**WORK INSTRUCTIONS:** Search the material for the word "text" and copy every line in which it occurs.

**DATA:**
[Start of Attachment]

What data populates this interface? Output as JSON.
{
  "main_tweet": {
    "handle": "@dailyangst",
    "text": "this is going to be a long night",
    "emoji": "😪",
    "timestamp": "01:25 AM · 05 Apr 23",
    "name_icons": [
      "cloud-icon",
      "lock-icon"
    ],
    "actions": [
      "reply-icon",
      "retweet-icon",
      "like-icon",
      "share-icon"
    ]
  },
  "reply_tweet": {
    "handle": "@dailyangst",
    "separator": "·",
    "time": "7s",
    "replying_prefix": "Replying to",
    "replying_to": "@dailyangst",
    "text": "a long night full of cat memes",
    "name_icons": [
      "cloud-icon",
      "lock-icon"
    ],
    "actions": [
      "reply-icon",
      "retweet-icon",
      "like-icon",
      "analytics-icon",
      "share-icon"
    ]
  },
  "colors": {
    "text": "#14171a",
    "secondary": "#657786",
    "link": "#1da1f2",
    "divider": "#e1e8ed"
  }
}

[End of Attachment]

**TASK ANSWER:**
    "text": "this is going to be a long night",
    "text": "a long night full of cat memes",
    "text": "#14171a",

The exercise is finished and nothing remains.